Tantrums are a common childhood experience, particularly if you are parenting kids ages 18 months to 4. When a child begins yelling, crying, kicking, whining and complaining that is out of proportion to an incident or situation, it can be frustrating, uncomfortable or embarrassing for parents or caregivers – especially when this behavior is displayed outside the home in front of bystanders.
Parents may feel puzzled about how to act in the heat of the moment. They may be concerned for the wellbeing of their child, or they may find it difficult to regulate their own emotions. “There really is not a way to prevent all tantrums during this period of your child’s development, but one can make an effort to decrease or do away with the behavior through consistent responding and skill building,” says L.A. psychologist Belinda Najera, Psy.D., who focuses on culturally responsive treatment delivery and has worked with children, adolescents, college students and their families since 1992.
Here are some practical guidelines:
Build consistent routines and schedules. This does not mean the child needs to follow an excessively rigid schedule. Experts suggest a flexible daily routine, a sequence of events that occurs around the same time each day so that the child knows what to expect.
Approach transitions mindfully. Tantrums and disruptive behavior often occur during the transition from one activity to another, such as leaving the park, picking up toys after playing or getting ready for bedtime. Instead of abruptly ending the activity, remind the child that the activity is about to end or change with simple statements such as, “After playing with your toys, we will pick them up together,” or, “In five minutes we will stop playing and start picking up your toys.”
Make playtime age appropriate. It is important to provide developmentally appropriate activities for your child to prevent unnecessary frustration. This is also a good time for skill building. If your child is getting frustrated playing with puzzles, you can teach new skills such as how to find and match pieces of the puzzle and how to ask for help. You can also take this opportunity to help your child identify and express emotions, and develop healthy coping skills. Your child can say, “I feel mad,” then work through his or her difficult emotions by counting to 10.
Catch your child being good. Najera notes that busy parents are often more likely to point out a child’s rule-breaking behavior than to praise behavior that is on task. But research suggests that showing attention to a behavior will reinforce and increase the behavior. Offer positive feedback when your child is playing quietly.
Be a good role model. Children learn by observing. How do you react when you are angry or under pressure? Najera suggests that when you are frustrated you can model healthy coping by announcing that you need a “cool down” or by counting to 10.
Pay attention. Sometimes tantrums may be the main way a child is getting attention. Create dedicated time for your child where you are attuned to his needs, listening actively and not distracted by the internet, phone or the mundane tasks of daily life. Plan meaningful activities and spend quality time with your children to minimize the need for negative attention.
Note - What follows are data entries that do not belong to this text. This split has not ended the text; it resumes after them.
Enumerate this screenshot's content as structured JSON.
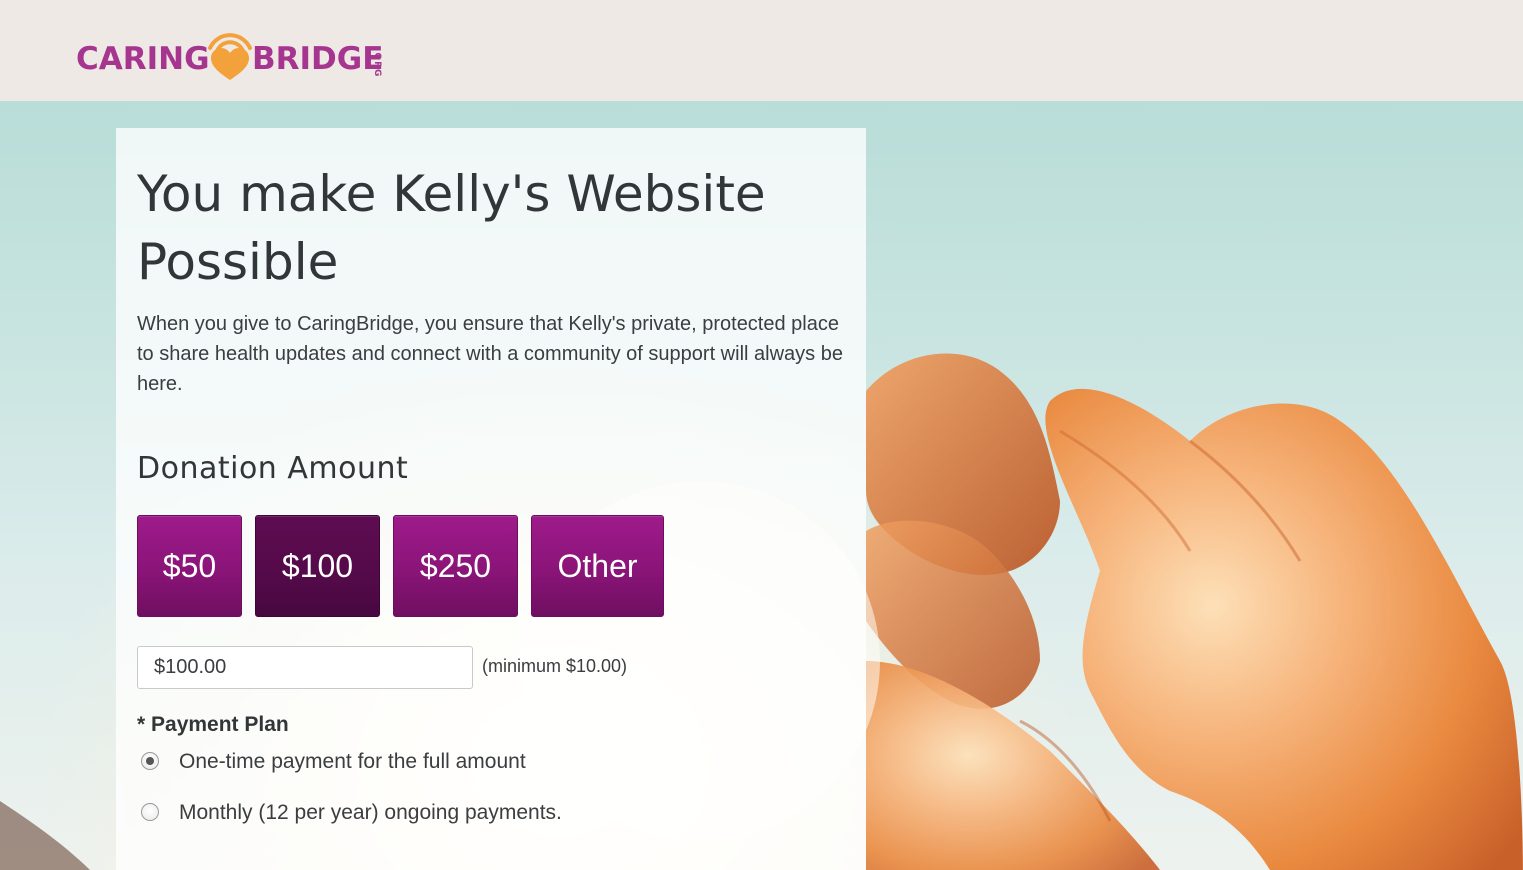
{
  "brand": {
    "logo_left": "CARING",
    "logo_right": "BRIDGE",
    "logo_suffix": ".ORG",
    "accent_color": "#a5358f",
    "heart_color": "#f3a13a"
  },
  "hero": {
    "title": "You make Kelly's Website Possible",
    "intro": "When you give to CaringBridge, you ensure that Kelly's private, protected place to share health updates and connect with a community of support will always be here."
  },
  "donation": {
    "heading": "Donation Amount",
    "options": [
      "$50",
      "$100",
      "$250",
      "Other"
    ],
    "selected": "$100",
    "amount_value": "$100.00",
    "minimum_note": "(minimum $10.00)"
  },
  "payment_plan": {
    "label": "* Payment Plan",
    "options": [
      {
        "label": "One-time payment for the full amount",
        "checked": true
      },
      {
        "label": "Monthly (12 per year) ongoing payments.",
        "checked": false
      }
    ]
  }
}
Ignore the tantrum. When a tantrum does happen – as long as your child is not in danger – ignoring the behavior by not engaging the child, and perhaps even turning your back or looking in the opposite direction, might calm things down. “By ignoring the tantrum you are communicating to the child that you are not going to respond to them when they are having a tantrum, but that you trust that they can regulate themselves and be able to return to the prior activity once they gain composure,” says Najera. Once the child is emotionally regulated, it is important to resume the activity that resulted in a tantrum.
Acknowledge your child’s feelings. This might help decrease the intensity of the tantrum. Talk out loud in simple words and mirror the child’s behavior. Once the child is calm, offer comfort and perhaps a distraction.
Give a time out. If the tantrum does not decrease, consider removing your child from the environment so he can begin regulating his frustration in a safe space. Be aware of your emotional state and proceed calmly, so that time out does not become a punishment. As soon as the child “cools off,” invite him or her back into regular social engagement.
Parents may wonder if the tantrum their child is experiencing is “normal.” Tantrums that put the child in physical danger are an immediate concern and may require help from a professional. In addition, if the parents feel the duration or the frequency of their child’s tantrums is excessive, or they find themselves unable to regulate their own emotions, it is a good idea to seek professional help. If you are considering this, as long as a tantrum does not place your child in danger, Najera suggests filming emotional outbursts or tantrums to share with the specialist.
Huma Pekcan, MA, MFTI, holds a Masters Degree in Clinical Psychology from Pepperdine University and is a registered MFTI 86843 in private practice supervised by Jaydee Tumambing Hughes MFC43060. She provides psychotherapy services to children, adolescents and adults in her private practice and runs groups about Mindful Parenting and Social Anxiety for adolescents and adults.
Editor’s Note: We suggest the new book “Jilly’s Terrible Temper Tantrums: And How She Outgrew Them” by Martha Heineman Pieper, Ph.D. which models ways to modify behavior through storytelling.